■ What you need to do ■
The word "khoản" marks the lines you need; copy each of them from the data.

■ Input records ■
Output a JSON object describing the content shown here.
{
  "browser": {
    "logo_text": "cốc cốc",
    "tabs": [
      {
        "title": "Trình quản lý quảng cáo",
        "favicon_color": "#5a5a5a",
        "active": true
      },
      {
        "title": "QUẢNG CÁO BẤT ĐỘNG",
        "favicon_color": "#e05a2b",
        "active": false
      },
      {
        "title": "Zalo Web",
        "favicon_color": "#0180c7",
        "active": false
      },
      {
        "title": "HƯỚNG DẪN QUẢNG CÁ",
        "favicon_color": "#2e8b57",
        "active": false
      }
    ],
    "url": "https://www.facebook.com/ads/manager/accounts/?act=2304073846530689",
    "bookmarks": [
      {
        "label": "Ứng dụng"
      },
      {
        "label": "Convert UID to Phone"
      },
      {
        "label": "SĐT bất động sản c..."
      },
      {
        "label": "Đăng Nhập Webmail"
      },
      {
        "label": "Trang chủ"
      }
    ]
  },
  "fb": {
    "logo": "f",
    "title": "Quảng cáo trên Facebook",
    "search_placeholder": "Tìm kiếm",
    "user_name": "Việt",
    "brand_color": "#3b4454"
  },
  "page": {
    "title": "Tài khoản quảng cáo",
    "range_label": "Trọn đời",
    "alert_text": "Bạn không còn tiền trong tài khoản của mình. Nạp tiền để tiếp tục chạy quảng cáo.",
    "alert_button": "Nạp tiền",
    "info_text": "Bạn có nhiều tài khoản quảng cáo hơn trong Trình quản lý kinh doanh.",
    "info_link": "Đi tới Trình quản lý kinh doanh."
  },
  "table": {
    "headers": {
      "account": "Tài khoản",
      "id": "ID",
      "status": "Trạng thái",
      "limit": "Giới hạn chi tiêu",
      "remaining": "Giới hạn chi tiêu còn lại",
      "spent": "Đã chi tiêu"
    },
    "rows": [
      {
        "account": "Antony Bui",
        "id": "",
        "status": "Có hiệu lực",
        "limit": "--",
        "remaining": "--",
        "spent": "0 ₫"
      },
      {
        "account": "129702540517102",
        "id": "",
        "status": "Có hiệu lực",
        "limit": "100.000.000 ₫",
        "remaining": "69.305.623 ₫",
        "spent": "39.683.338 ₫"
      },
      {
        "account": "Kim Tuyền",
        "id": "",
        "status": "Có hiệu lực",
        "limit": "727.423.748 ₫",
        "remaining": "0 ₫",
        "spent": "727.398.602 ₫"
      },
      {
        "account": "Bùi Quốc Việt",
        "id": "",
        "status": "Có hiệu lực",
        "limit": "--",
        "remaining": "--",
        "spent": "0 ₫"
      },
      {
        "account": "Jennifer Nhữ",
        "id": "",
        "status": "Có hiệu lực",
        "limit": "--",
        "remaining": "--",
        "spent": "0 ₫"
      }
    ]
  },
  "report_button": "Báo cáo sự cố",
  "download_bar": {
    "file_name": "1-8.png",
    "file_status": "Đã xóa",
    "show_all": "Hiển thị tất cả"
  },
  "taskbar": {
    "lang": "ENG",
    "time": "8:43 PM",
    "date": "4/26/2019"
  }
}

■ Response to this exercise ■
    "title": "Tài khoản quảng cáo",
    "alert_text": "Bạn không còn tiền trong tài khoản của mình. Nạp tiền để tiếp tục chạy quảng cáo.",
    "info_text": "Bạn có nhiều tài khoản quảng cáo hơn trong Trình quản lý kinh doanh.",
      "account": "Tài khoản",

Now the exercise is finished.